Provided records =
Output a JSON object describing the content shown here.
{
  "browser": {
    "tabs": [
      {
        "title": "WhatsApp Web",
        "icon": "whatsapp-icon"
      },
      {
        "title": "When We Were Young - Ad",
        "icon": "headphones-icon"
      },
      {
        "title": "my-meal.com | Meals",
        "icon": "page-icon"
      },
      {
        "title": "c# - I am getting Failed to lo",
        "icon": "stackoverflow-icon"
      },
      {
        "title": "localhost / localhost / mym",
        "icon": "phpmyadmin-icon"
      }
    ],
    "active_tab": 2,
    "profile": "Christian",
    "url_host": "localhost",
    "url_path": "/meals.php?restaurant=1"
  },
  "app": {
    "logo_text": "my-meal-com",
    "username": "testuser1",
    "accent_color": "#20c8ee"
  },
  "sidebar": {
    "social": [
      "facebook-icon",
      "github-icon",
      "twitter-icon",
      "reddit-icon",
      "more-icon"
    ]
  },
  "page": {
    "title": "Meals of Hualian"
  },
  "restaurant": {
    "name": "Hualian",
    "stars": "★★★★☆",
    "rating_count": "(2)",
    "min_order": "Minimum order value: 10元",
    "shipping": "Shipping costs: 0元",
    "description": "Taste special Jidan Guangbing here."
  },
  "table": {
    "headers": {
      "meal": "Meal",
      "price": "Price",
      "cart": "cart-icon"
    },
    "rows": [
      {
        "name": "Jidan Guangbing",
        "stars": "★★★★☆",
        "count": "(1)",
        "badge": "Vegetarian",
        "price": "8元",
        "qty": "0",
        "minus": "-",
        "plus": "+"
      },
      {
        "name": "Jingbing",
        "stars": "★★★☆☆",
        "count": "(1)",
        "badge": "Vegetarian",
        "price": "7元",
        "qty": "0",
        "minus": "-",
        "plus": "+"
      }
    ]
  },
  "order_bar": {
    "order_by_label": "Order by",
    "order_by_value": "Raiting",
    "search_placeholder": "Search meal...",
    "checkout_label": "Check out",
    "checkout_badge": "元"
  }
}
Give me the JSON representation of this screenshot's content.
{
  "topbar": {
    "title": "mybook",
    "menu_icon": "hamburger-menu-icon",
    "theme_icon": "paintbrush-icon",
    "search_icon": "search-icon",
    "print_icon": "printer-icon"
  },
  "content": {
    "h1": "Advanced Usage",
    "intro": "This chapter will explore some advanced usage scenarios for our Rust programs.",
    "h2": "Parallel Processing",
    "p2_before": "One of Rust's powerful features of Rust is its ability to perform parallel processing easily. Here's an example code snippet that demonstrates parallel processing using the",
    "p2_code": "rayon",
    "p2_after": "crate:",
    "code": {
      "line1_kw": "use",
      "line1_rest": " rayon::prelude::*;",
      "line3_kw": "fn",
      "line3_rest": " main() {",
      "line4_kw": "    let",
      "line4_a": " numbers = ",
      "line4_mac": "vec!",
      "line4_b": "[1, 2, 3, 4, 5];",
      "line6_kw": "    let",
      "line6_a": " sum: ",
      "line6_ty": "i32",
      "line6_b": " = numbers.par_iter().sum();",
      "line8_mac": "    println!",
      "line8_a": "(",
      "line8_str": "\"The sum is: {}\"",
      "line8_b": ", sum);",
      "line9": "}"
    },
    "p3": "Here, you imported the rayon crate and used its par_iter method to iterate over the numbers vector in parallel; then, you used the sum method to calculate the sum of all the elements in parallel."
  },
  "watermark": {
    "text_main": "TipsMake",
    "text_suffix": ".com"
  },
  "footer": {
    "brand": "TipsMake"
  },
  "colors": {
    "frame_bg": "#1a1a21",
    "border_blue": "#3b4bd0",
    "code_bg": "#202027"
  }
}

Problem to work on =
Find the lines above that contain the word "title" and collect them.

Response area =
        "title": "WhatsApp Web",
        "title": "When We Were Young - Ad",
        "title": "my-meal.com | Meals",
        "title": "c# - I am getting Failed to lo",
        "title": "localhost / localhost / mym",
    "title": "Meals of Hualian"
    "title": "mybook",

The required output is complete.